The All Blacks had laid a marker with their performances in Australia, the latest being the 36-13 win over Argentina on Saturday, and the challenge going into this week's Townsville game, the 100th Test between them, was not to let their advance drop.
"It's the true test for us this week. These guys have won the World Cup and parts of their game have been hugely dominant and that marker is something we're always going to be striving for," he said.
Feek said it was good to see a reward for the contribution the front row group were making. Even with the rotation of players, nothing too much was changing in performance levels.
The ability to scrum so well when back on their line in Brisbane on Saturday was something the players had to feel and to make the calls on what was required.
If they all bought into the things they trained, then it was possible to achieve the sort of performance that deflated the Argentina scrum, he said.
Now that attention had turned to South Africa, Feek said he was looking forward to the first time he's worked with the players to play them.
"I know the boys will be up for this, we need to be pretty clinical, very clinical actually, to match them. Their set-piece, their scrum, are two of their more x-factor parts of their game. We're fully aware of that," he said.
But to cope with that, New Zealand had to get themselves right first and go up another gear from the games they have already played in the Championship.
Feek said the collapses and penalties their scrum suffered in the first Argentine Test on the Gold Coast was something they were not happy about. In reviewing the situation, they found they were unexpectedly going forward quite a bit on the hit.
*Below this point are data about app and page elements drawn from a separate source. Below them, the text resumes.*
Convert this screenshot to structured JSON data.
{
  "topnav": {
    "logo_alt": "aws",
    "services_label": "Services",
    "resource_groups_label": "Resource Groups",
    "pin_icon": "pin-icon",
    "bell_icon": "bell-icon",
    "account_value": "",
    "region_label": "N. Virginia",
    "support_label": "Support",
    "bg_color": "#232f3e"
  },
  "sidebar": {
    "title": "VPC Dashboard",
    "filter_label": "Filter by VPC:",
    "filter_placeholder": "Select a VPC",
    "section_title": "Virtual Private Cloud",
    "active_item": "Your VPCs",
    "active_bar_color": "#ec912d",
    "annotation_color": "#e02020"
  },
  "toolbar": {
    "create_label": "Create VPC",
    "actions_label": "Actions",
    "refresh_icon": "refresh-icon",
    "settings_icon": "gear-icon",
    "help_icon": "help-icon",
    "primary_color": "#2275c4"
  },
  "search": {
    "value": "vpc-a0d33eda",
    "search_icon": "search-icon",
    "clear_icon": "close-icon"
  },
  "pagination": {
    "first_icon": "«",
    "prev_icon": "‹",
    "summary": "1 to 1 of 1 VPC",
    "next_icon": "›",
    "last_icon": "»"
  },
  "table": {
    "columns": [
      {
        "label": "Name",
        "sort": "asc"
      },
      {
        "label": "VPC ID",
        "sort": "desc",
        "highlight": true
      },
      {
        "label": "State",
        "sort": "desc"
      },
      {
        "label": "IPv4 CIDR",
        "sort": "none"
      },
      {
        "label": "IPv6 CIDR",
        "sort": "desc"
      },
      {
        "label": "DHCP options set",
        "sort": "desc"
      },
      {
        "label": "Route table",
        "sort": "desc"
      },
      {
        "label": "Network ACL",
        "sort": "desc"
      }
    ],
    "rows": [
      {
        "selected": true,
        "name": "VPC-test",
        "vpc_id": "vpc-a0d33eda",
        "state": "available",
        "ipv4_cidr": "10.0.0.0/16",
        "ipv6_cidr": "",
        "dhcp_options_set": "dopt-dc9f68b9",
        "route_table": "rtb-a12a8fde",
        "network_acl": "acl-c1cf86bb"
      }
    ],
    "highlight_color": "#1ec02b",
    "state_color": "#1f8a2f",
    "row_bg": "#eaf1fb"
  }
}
"We had to change it on the hop out there, but that showed the boys were doing their job really well. This game [Brisbane] with different refereeing and different opposition, you have to be adaptable at this level so, to get that change last week during the game and this week, was another pleasing thing to see how well the boys can adapt," he said.
Feek said he was pleased with the backup work within the group to have injured players like Joe Moody and Ofa Tuungafasi making the step up so impressively.
"The other pleasing thing is the way those boys have been working with each other. That has stood out for me and that's probably most pleasing thing, the guys that aren't playing are still contributing," he said.
Another feature was the contribution the front-rowers were giving outside their core roles to help set the tone for the rest of the side, especially demonstrated in the defensive hits Nepo Laulala and Moody had made across the two Tests.
"They're doing it at special parts at a level that the backs will raise their eyebrows and, again, it gives the whole team a lift," he said.